What’s clear for all parties is that a caution light has gone on with respect to the triggering of any general election this fall.
Conservatives have more work to do to consolidate support necessary to win a majority. And the other parties would have to be nuts to want to risk going to the polls at this juncture, based on Monday’s results.
Watch this episode of TV Ontario’s The Agenda for an interview with Michael Byers, author of Intent for a Nation: What is Canada for? I participated on a panel that followed the interview.
I contributed to this article yesterday. Steve.
Afghan mission a tough sell; Exit will leave ‘a hell of a vacuum’
The Ottawa Sun
Mon 10 Sep 2007
BY KATHLEEN HARRIS, NATIONAL BUREAU
The link between terrorism and the bloody war in Afghanistan is fading fast from public memory, making the military mission a tough sell with Canada and its allies six years after 9/11, experts say.
As Canada appears set to pull troops from combat in February 2009, most predict other nations won’t be waiting in line with replacements to the volatile southern region.
Retired Maj.-Gen. Lewis MacKenzie said Canada’s exit would leave a “hell of a vacuum,” yet he doesn’t expect other countries will pick up the slack without forceful persuasion.
He said it’s time for Canada to publicly convince other NATO countries to help shoulder the burden.
“We’ve got to stop being nice and start saying this alliance is in serious jeopardy, and if you guys don’t start showing up with adequate boots on the ground to try and win this thing, then quite frankly then after five years of sacrifice, we’re getting pretty upset with the alliance,” he said.
MacKenzie urged Prime Minister Stephen Harper and other federal party leaders to deliver a blunt and robust message on the world stage: That a failure to answer the call for support could signal that NATO is doomed.
Within weeks, the Dutch government is expected to say if it will extend its mission — a decision that could sway other countries like Canada considering whether to deploy, maintain or withdraw troops.
Phil Lagasse, a professor in the University of Ottawa’s Graduate School of Public and International Affairs, said a break from heavy combat for Canada — even a rotation into Afghanistan’s less turbulent north — would bring political peace at home while giving the army a chance to train and grow.
“Canada can legitimately make the claim that it’s done quite a bit in combat for a number of years and if NATO is serious about this operation then some of the other players should be playing their part,” he said.

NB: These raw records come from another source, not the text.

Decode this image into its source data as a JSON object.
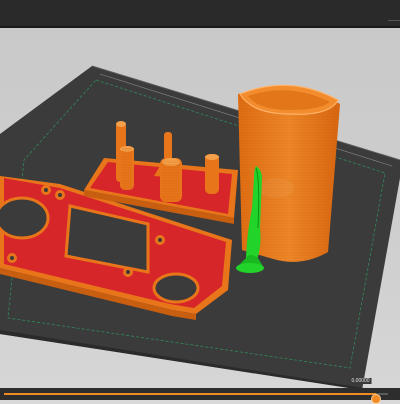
{
  "window": {
    "title": ""
  },
  "viewport": {
    "bed_color": "#3b3b3b",
    "objects": [
      {
        "name": "gasket-plate",
        "color": "#e8751a",
        "accent": "#d7262a"
      },
      {
        "name": "pegs-base",
        "color": "#e8751a",
        "accent": "#d7262a"
      },
      {
        "name": "cup",
        "color": "#e8751a"
      },
      {
        "name": "horn",
        "color": "#22d42a"
      }
    ]
  },
  "layer_slider": {
    "label": "0.00000",
    "value_fraction": 0.97,
    "accent": "#f08a24"
  }
}
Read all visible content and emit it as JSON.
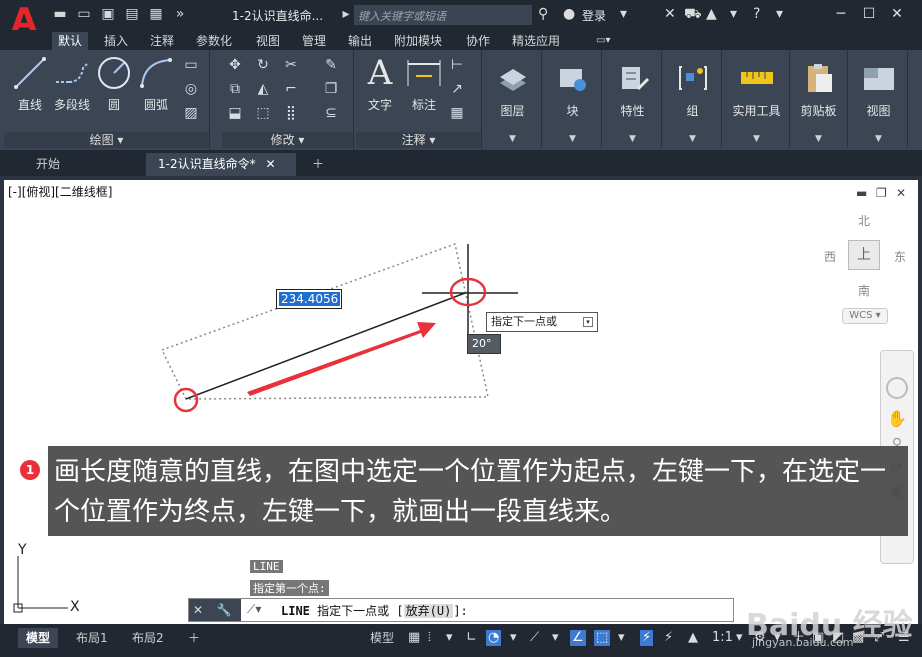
{
  "app": {
    "logo_letter": "A",
    "doc_title": "1-2认识直线命...",
    "search_placeholder": "键入关键字或短语",
    "login": "登录"
  },
  "ribbon_tabs": [
    "默认",
    "插入",
    "注释",
    "参数化",
    "视图",
    "管理",
    "输出",
    "附加模块",
    "协作",
    "精选应用"
  ],
  "draw_panel": {
    "title": "绘图",
    "tools": [
      "直线",
      "多段线",
      "圆",
      "圆弧"
    ]
  },
  "modify_panel": {
    "title": "修改"
  },
  "annotate_panel": {
    "title": "注释",
    "tools": [
      "文字",
      "标注"
    ]
  },
  "big_panels": [
    "图层",
    "块",
    "特性",
    "组",
    "实用工具",
    "剪贴板",
    "视图"
  ],
  "doc_tabs": [
    "开始",
    "1-2认识直线命令*"
  ],
  "viewport": {
    "label": "[-][俯视][二维线框]",
    "compass": {
      "north": "北",
      "south": "南",
      "east": "东",
      "west": "西",
      "top": "上"
    },
    "wcs": "WCS"
  },
  "drawing": {
    "length_input": "234.4056",
    "tooltip": "指定下一点或",
    "angle": "20°"
  },
  "annotation": {
    "number": "1",
    "text": "画长度随意的直线，在图中选定一个位置作为起点，左键一下，在选定一个位置作为终点，左键一下，就画出一段直线来。"
  },
  "command": {
    "history": [
      "LINE",
      "指定第一个点:"
    ],
    "prompt_cmd": "LINE",
    "prompt_text": "指定下一点或",
    "option_bracket_open": "[",
    "option": "放弃(U)",
    "option_bracket_close": "]:"
  },
  "axis": {
    "x": "X",
    "y": "Y"
  },
  "layout_tabs": [
    "模型",
    "布局1",
    "布局2"
  ],
  "status": {
    "model": "模型",
    "scale": "1:1"
  },
  "watermark": {
    "main": "Baidu 经验",
    "sub": "jingyan.baidu.com"
  }
}
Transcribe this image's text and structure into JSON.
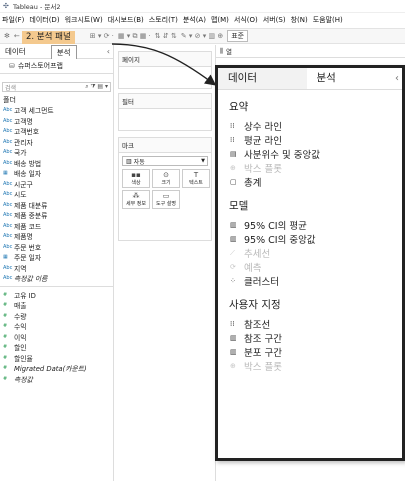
{
  "window": {
    "title": "Tableau - 문서2"
  },
  "menu": [
    "파일(F)",
    "데이터(D)",
    "워크시트(W)",
    "대시보드(B)",
    "스토리(T)",
    "분석(A)",
    "맵(M)",
    "서식(O)",
    "서버(S)",
    "창(N)",
    "도움말(H)"
  ],
  "toolbar": {
    "format_label": "표준",
    "step_label": "2. 분석 패널"
  },
  "left_pane": {
    "tab_data": "데이터",
    "tab_analytics": "분석",
    "datasource": "슈퍼스토어프랩",
    "search_placeholder": "검색",
    "folder": "폴더",
    "dimensions": [
      {
        "type": "Abc",
        "label": "고객 세그먼트"
      },
      {
        "type": "Abc",
        "label": "고객명"
      },
      {
        "type": "Abc",
        "label": "고객번호"
      },
      {
        "type": "Abc",
        "label": "관리자"
      },
      {
        "type": "Abc",
        "label": "국가"
      },
      {
        "type": "Abc",
        "label": "배송 방법"
      },
      {
        "type": "▦",
        "label": "배송 일자"
      },
      {
        "type": "Abc",
        "label": "시군구"
      },
      {
        "type": "Abc",
        "label": "시도"
      },
      {
        "type": "Abc",
        "label": "제품 대분류"
      },
      {
        "type": "Abc",
        "label": "제품 중분류"
      },
      {
        "type": "Abc",
        "label": "제품 코드"
      },
      {
        "type": "Abc",
        "label": "제품명"
      },
      {
        "type": "Abc",
        "label": "주문 번호"
      },
      {
        "type": "▦",
        "label": "주문 일자"
      },
      {
        "type": "Abc",
        "label": "지역"
      },
      {
        "type": "Abc",
        "label": "측정값 이름",
        "italic": true
      }
    ],
    "measures": [
      {
        "type": "#",
        "label": "고유 ID"
      },
      {
        "type": "#",
        "label": "매출"
      },
      {
        "type": "#",
        "label": "수량"
      },
      {
        "type": "#",
        "label": "수익"
      },
      {
        "type": "#",
        "label": "이익"
      },
      {
        "type": "#",
        "label": "할인"
      },
      {
        "type": "#",
        "label": "할인율"
      },
      {
        "type": "#",
        "label": "Migrated Data(카운트)",
        "italic": true
      },
      {
        "type": "#",
        "label": "측정값",
        "italic": true
      }
    ]
  },
  "shelves": {
    "pages": "페이지",
    "filters": "필터",
    "marks": "마크",
    "marks_type": "자동",
    "columns": "열",
    "mark_buttons": [
      "색상",
      "크기",
      "텍스트",
      "세부 정보",
      "도구 설명"
    ]
  },
  "analytics_panel": {
    "tab_data": "데이터",
    "tab_analytics": "분석",
    "sections": [
      {
        "title": "요약",
        "items": [
          {
            "icon": "constant-line-icon",
            "glyph": "⁞⁞",
            "label": "상수 라인",
            "disabled": false
          },
          {
            "icon": "average-line-icon",
            "glyph": "⁞⁞",
            "label": "평균 라인",
            "disabled": false
          },
          {
            "icon": "median-quartile-icon",
            "glyph": "▤",
            "label": "사분위수 및 중앙값",
            "disabled": false
          },
          {
            "icon": "box-plot-icon",
            "glyph": "⊕",
            "label": "박스 플롯",
            "disabled": true
          },
          {
            "icon": "totals-icon",
            "glyph": "▢",
            "label": "총계",
            "disabled": false
          }
        ]
      },
      {
        "title": "모델",
        "items": [
          {
            "icon": "ci-mean-icon",
            "glyph": "▥",
            "label": "95% CI의 평균",
            "disabled": false
          },
          {
            "icon": "ci-median-icon",
            "glyph": "▥",
            "label": "95% CI의 중앙값",
            "disabled": false
          },
          {
            "icon": "trend-line-icon",
            "glyph": "⟋",
            "label": "추세선",
            "disabled": true
          },
          {
            "icon": "forecast-icon",
            "glyph": "⟳",
            "label": "예측",
            "disabled": true
          },
          {
            "icon": "cluster-icon",
            "glyph": "⁘",
            "label": "클러스터",
            "disabled": false
          }
        ]
      },
      {
        "title": "사용자 지정",
        "items": [
          {
            "icon": "reference-line-icon",
            "glyph": "⁞⁞",
            "label": "참조선",
            "disabled": false
          },
          {
            "icon": "reference-band-icon",
            "glyph": "▥",
            "label": "참조 구간",
            "disabled": false
          },
          {
            "icon": "distribution-band-icon",
            "glyph": "▥",
            "label": "분포 구간",
            "disabled": false
          },
          {
            "icon": "box-plot-icon",
            "glyph": "⊕",
            "label": "박스 플롯",
            "disabled": true
          }
        ]
      }
    ]
  },
  "colors": {
    "highlight": "#f4c98e",
    "panel_border": "#222222",
    "dimension_icon": "#1f77b4",
    "measure_icon": "#2e9e57"
  }
}
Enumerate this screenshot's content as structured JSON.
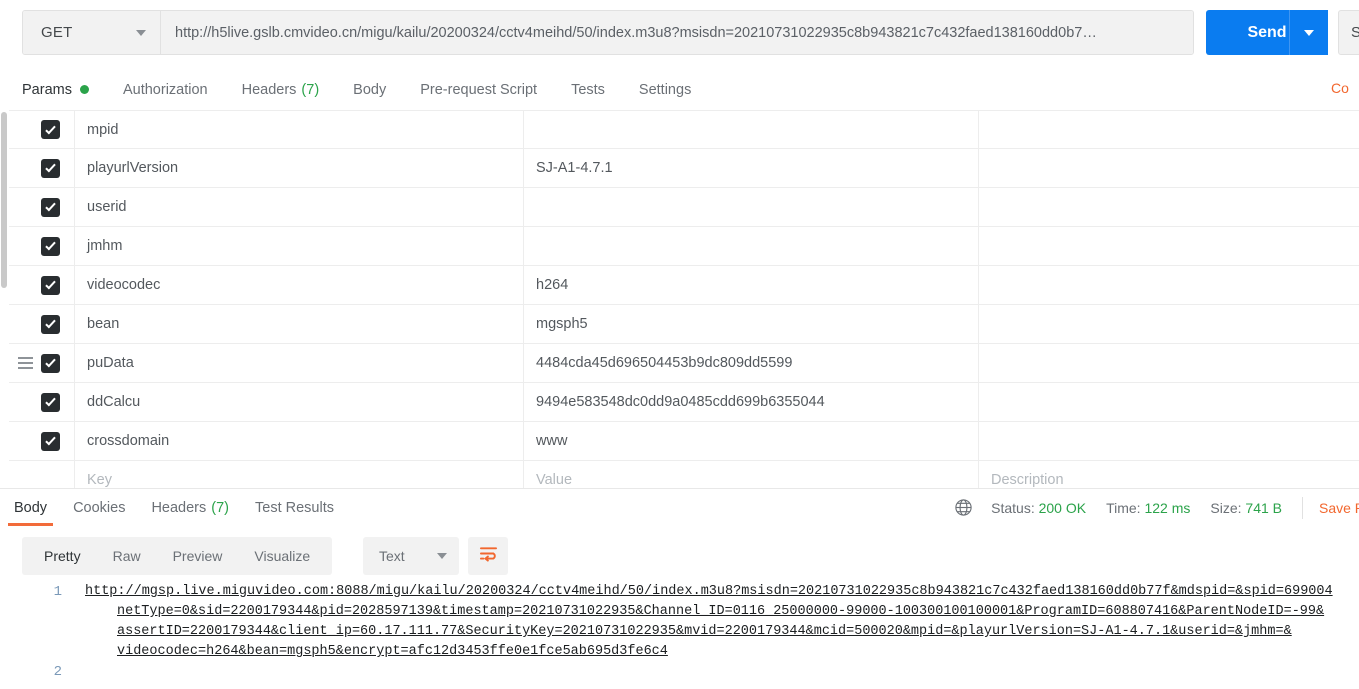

As soldier and civilian death tolls mount, Lagasse said federal leaders around the world find the mission a tough public sell as the original justification becomes hazy.
‘BLURRED THE LINES’
“The initial effort to sell the mission as an anti-terror mission made sense because it came right after the 9/11 attacks. But as we gravitated more towards this idea of nation-building and creating a new society in Afghanistan, you’ve blurred the lines as to why you’re there,” he said. “And as much as we like to think we’re doing good, ultimately that’s not why we’re there.”
Steve Staples, director of the Rideau Institute on International Affairs, said while plenty of nations want to help bolster world security, few are eager to rush into combat. He notes there is “great sensitivity” in European countries like Germany and France around the specific operations their soldiers are asked to do in Afghanistan.
“They will have to seriously shift their strategy in Afghanistan to avoid losing the whole thing,” he said.